Brevard College Rover Project

ROVERS: Remotely Operated Vehicles to Engage and Retain Students


  • Over 400 students per year in introductory science and math courses at Brevard College control remote rovers with sensors exploring a 200 acre plot located 30 km away in the Pisgah National Forest in western North Carolina. The site is located at the Pisgah Astronomical Research Institute (PARI).
  • In an engaging educational experience the undergraduates operate the remote rovers from the classroom to probe stream fed ponds and a forested environment from the ground and air mapping the habitat with a Geographic Information System.  
  • Two summer interns each year ground-truth the rovers’ measurements which adds validity to the data taken during the classroom experience.  Also, faculty may use the data for their research.
  • Professional development workshops are prepared and presented by the science educators at PARI, the project’s collaborative partner, for Brevard College STEM faculty.  The workshops train the faculty on the use of rovers and sensors. Also in the workshops, faculty create curricula for new student engagement strategies in the STEM classroom.  
  • The new curriculum includes both stored data sets, as well real-time exploration with the rovers.  An education research study is an important part of this project. The study directly addresses the impact on engagement and retention of undergraduates in introductory STEM courses that use the remotely operated rover technology. The rover technology is readily available commercially and is similar to that used by the nation’s STEM workforce.

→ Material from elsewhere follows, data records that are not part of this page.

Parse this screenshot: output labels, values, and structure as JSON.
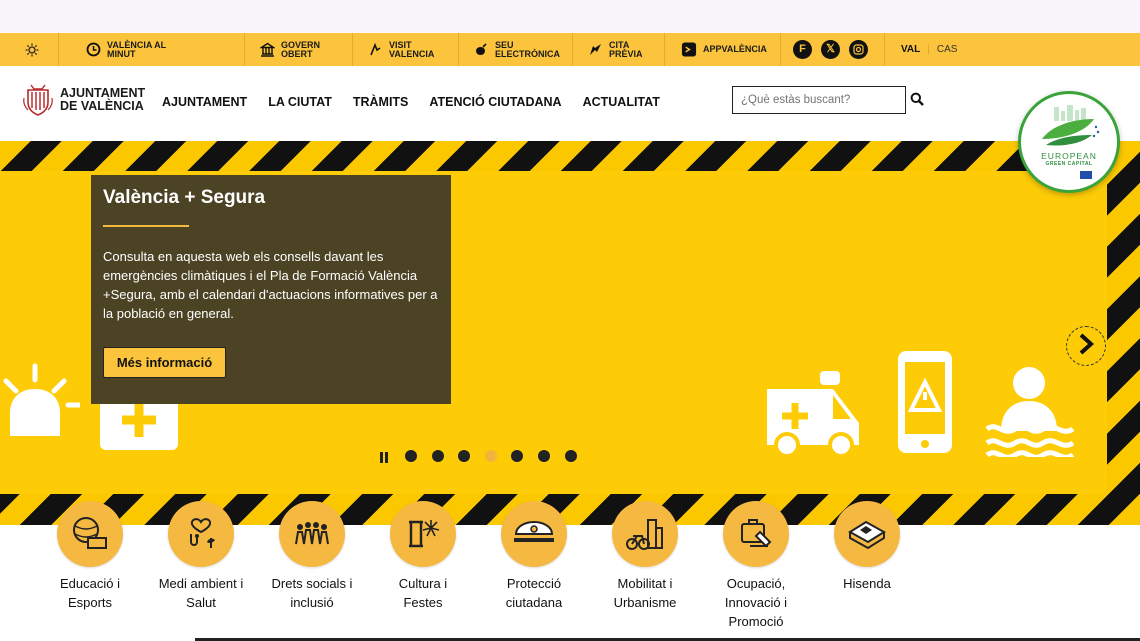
{
  "utility_bar": {
    "items": [
      {
        "icon": "clock-icon",
        "label": "VALÈNCIA AL MINUT"
      },
      {
        "icon": "government-building-icon",
        "label": "GOVERN OBERT"
      },
      {
        "icon": "visit-icon",
        "label": "VISIT VALENCIA"
      },
      {
        "icon": "e-office-icon",
        "label": "SEU ELECTRÒNICA"
      },
      {
        "icon": "appointment-icon",
        "label": "CITA PRÈVIA"
      },
      {
        "icon": "app-icon",
        "label": "APPVALÈNCIA"
      }
    ],
    "social": [
      "facebook-icon",
      "x-icon",
      "instagram-icon"
    ],
    "languages": {
      "active": "VAL",
      "other": "CAS"
    }
  },
  "header": {
    "logo_text": [
      "AJUNTAMENT",
      "DE VALÈNCIA"
    ],
    "nav": [
      "AJUNTAMENT",
      "LA CIUTAT",
      "TRÀMITS",
      "ATENCIÓ CIUTADANA",
      "ACTUALITAT"
    ],
    "search_placeholder": "¿Què estàs buscant?"
  },
  "badge": {
    "line1": "EUROPEAN",
    "line2": "GREEN CAPITAL"
  },
  "hero": {
    "title": "València + Segura",
    "body": "Consulta en aquesta web els consells davant les emergències climàtiques i el Pla de Formació València +Segura, amb el calendari d'actuacions informatives per a la població en general.",
    "button": "Més informació",
    "slides_count": 7,
    "active_slide": 4
  },
  "categories": [
    {
      "icon": "education-sports-icon",
      "label": "Educació i Esports"
    },
    {
      "icon": "environment-health-icon",
      "label": "Medi ambient i Salut"
    },
    {
      "icon": "social-rights-icon",
      "label": "Drets socials i inclusió"
    },
    {
      "icon": "culture-festivals-icon",
      "label": "Cultura i Festes"
    },
    {
      "icon": "civil-protection-icon",
      "label": "Protecció ciutadana"
    },
    {
      "icon": "mobility-urbanism-icon",
      "label": "Mobilitat i Urbanisme"
    },
    {
      "icon": "employment-innovation-icon",
      "label": "Ocupació, Innovació i Promoció"
    },
    {
      "icon": "finance-icon",
      "label": "Hisenda"
    }
  ],
  "colors": {
    "accent": "#fbc43c",
    "hero_yellow": "#fdcc07",
    "card_bg": "#4c4325",
    "category_circle": "#f5b841"
  }
}
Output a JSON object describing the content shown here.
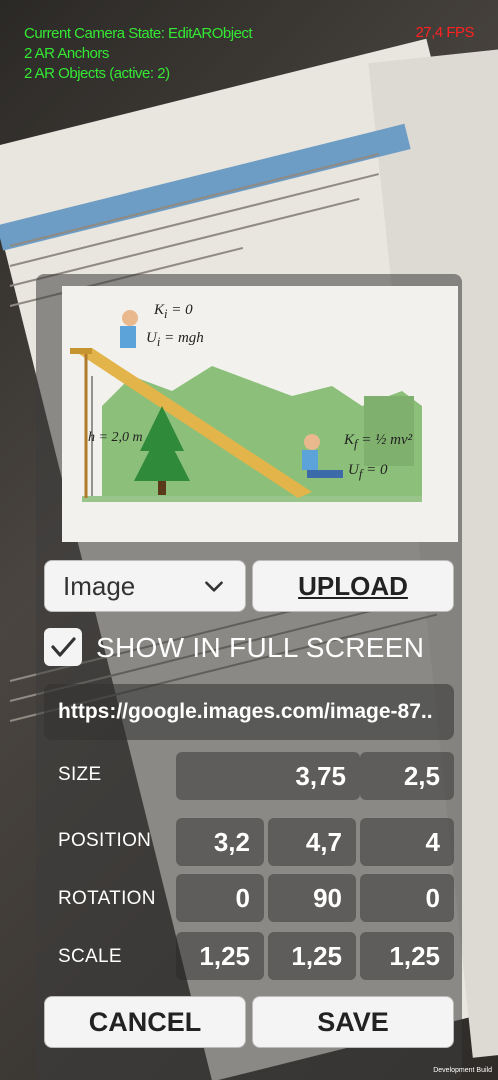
{
  "hud": {
    "camera_state": "Current Camera State: EditARObject",
    "anchors": "2 AR Anchors",
    "objects": "2 AR Objects (active: 2)",
    "fps": "27,4 FPS"
  },
  "preview": {
    "formula_top_k": "K",
    "formula_top_k_val": "= 0",
    "formula_top_u": "U",
    "formula_top_u_val": "= mgh",
    "height_label": "h = 2,0 m",
    "formula_bottom_k": "K",
    "formula_bottom_k_val": "= ½ mv²",
    "formula_bottom_u": "U",
    "formula_bottom_u_val": "= 0"
  },
  "type_select": {
    "value": "Image"
  },
  "upload_label": "UPLOAD",
  "fullscreen": {
    "label": "SHOW IN FULL SCREEN",
    "checked": true
  },
  "url": "https://google.images.com/image-87..",
  "transform": {
    "size": {
      "label": "SIZE",
      "values": [
        "3,75",
        "2,5"
      ]
    },
    "position": {
      "label": "POSITION",
      "values": [
        "3,2",
        "4,7",
        "4"
      ]
    },
    "rotation": {
      "label": "ROTATION",
      "values": [
        "0",
        "90",
        "0"
      ]
    },
    "scale": {
      "label": "SCALE",
      "values": [
        "1,25",
        "1,25",
        "1,25"
      ]
    }
  },
  "buttons": {
    "cancel": "CANCEL",
    "save": "SAVE"
  },
  "dev_build": "Development Build",
  "colors": {
    "hud_green": "#34e834",
    "fps_red": "#ff2222",
    "button_bg": "#f4f4f4"
  },
  "icons": {
    "dropdown": "chevron-down-icon",
    "checkbox": "checkmark-icon"
  }
}
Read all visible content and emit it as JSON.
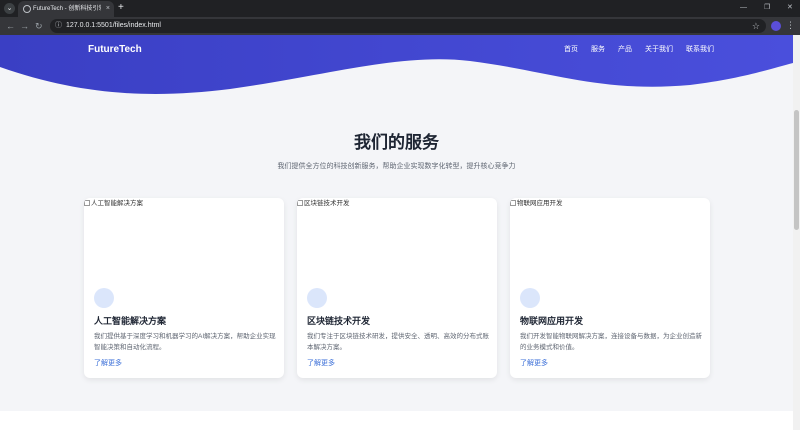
{
  "browser": {
    "tab_title": "FutureTech - 创新科技引领未来",
    "tab_close": "×",
    "new_tab": "+",
    "url": "127.0.0.1:5501/files/index.html",
    "controls": {
      "back": "←",
      "forward": "→",
      "reload": "↻",
      "site_info": "ⓘ",
      "star": "☆",
      "menu": "⋮",
      "minimize": "—",
      "restore": "❐",
      "close": "✕",
      "tab_menu": "⌄"
    }
  },
  "header": {
    "brand": "FutureTech",
    "nav": [
      "首页",
      "服务",
      "产品",
      "关于我们",
      "联系我们"
    ]
  },
  "services": {
    "title": "我们的服务",
    "subtitle": "我们提供全方位的科技创新服务，帮助企业实现数字化转型，提升核心竞争力",
    "cards": [
      {
        "image_alt": "人工智能解决方案",
        "title": "人工智能解决方案",
        "description": "我们提供基于深度学习和机器学习的AI解决方案，帮助企业实现智能决策和自动化流程。",
        "link": "了解更多"
      },
      {
        "image_alt": "区块链技术开发",
        "title": "区块链技术开发",
        "description": "我们专注于区块链技术研发，提供安全、透明、高效的分布式账本解决方案。",
        "link": "了解更多"
      },
      {
        "image_alt": "物联网应用开发",
        "title": "物联网应用开发",
        "description": "我们开发智能物联网解决方案，连接设备与数据，为企业创造新的业务模式和价值。",
        "link": "了解更多"
      }
    ]
  },
  "colors": {
    "hero": "#4a4fdc",
    "accent": "#3b6fd8",
    "card_circle": "#dbe6fb",
    "page_bg": "#f4f5f8"
  }
}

  • Education research studies of the effectiveness of technology to engage students in STEM fields have been mainly based on studies of K-12 and undergraduate introductory STEM learning environments.  Most studies are based on qualitative assessments.
  • The education research study of this project advances the knowledge in the area of innovative technology impact on STEM education by providing needed quantitative data.  This project compares the current rate of student engagement and retention in introductory STEM courses with those after the robot technology has been implemented.
  • The value of the forest habitat data gathered by the sensors on the vehicles is also recognized.  A habitat map of a section of a national forest, that can be a longitudinal study, is important for environmental scientists and ecologists – especially the next generation of scientists who are exploring with the robots in their early years of higher education.



  • By using broadly applicable, transformational technology (remote control robots), this project engages and inspires Brevard College math and science undergraduate students and faculty, while creating a community set of institutional tools to share with peer institutions and informal science education centers.  
  • Replication of the project, the curricula, vehicles and sensors, and packages datasets at the other institutions of higher learning and science education centers is expected as a broad impact.  
  • PARI is the first institution where this impact will be made.  Educators at PARI plan to expand the project to summer and after-school programs, especially SciGirls and the North Carolina Girls STEM Collaborative.

Student-to-Faculty Ratio


College in the South


Faculty to Student Ratio